I make it sound like writing stories is like rolling the dice. Perhaps it is. I’d like to think that the 44 year old version of myself can sort through ideas more quickly than the 24 year old version. The difference is that the 44 year old knows that the 24 year old has already written a great novella and knows he must must equal it in brilliance. When a 24 year old writes something, he has no idea about such things (In fact, the 24 year version of myself knew he was talented but still wondered sometimes whether this self-confidence was a sham). The 24 year old could write with absolutely no pressure.
Can writing talent make a story great? I am repeating the question for emphasis; I wonder a lot about these things, and I still don’t know the answer. Some ideas seem great from the beginning; and if you are competent enough, you can usually help the story to realize its greatness. Occasionally, I start a story not knowing if the dramatic action is interesting enough. I wrote a yarn (T.S.) two years ago with a far-fetched plot and an element of fantasy which might strike people as ridiculous. I wrote it more as a lark. But as I wrote it, I discovered new possibilities and new emotions. The story provided an outlet for literary flourishes and dramatic action. (I’ve received positive feedback from readers as well). I hesitate to call this story “great” (who really knows?) But there’s no doubt that my original estimation of the story was way off base. I never expected the final version to be as satisfying as it eventually was. I wonder: can a story be accidentally great?

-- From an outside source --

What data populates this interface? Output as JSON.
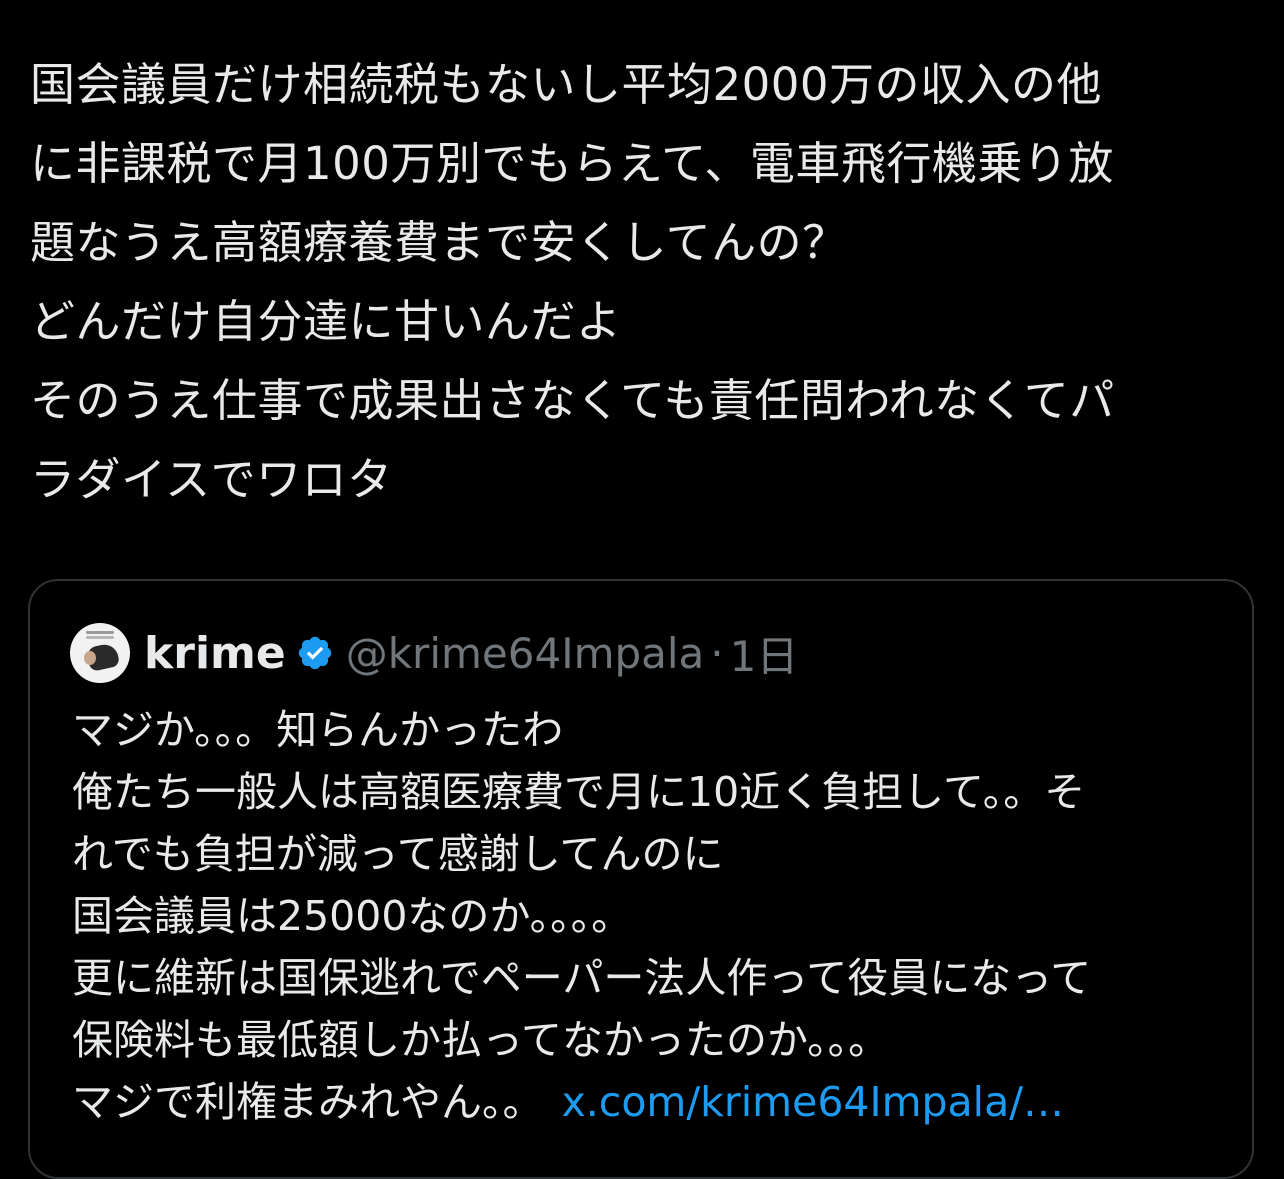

So I am happy to have finished a first draft; I am also excited. I write every story with high expectations. It is a sad fact that every writer believes his story a great one while writing it. Only later, with the passing of time does the writer eventually accept that the initial expectation was wildly optimistic, that the writer should just be content with the knowledge that the story has been written at all – great or otherwise.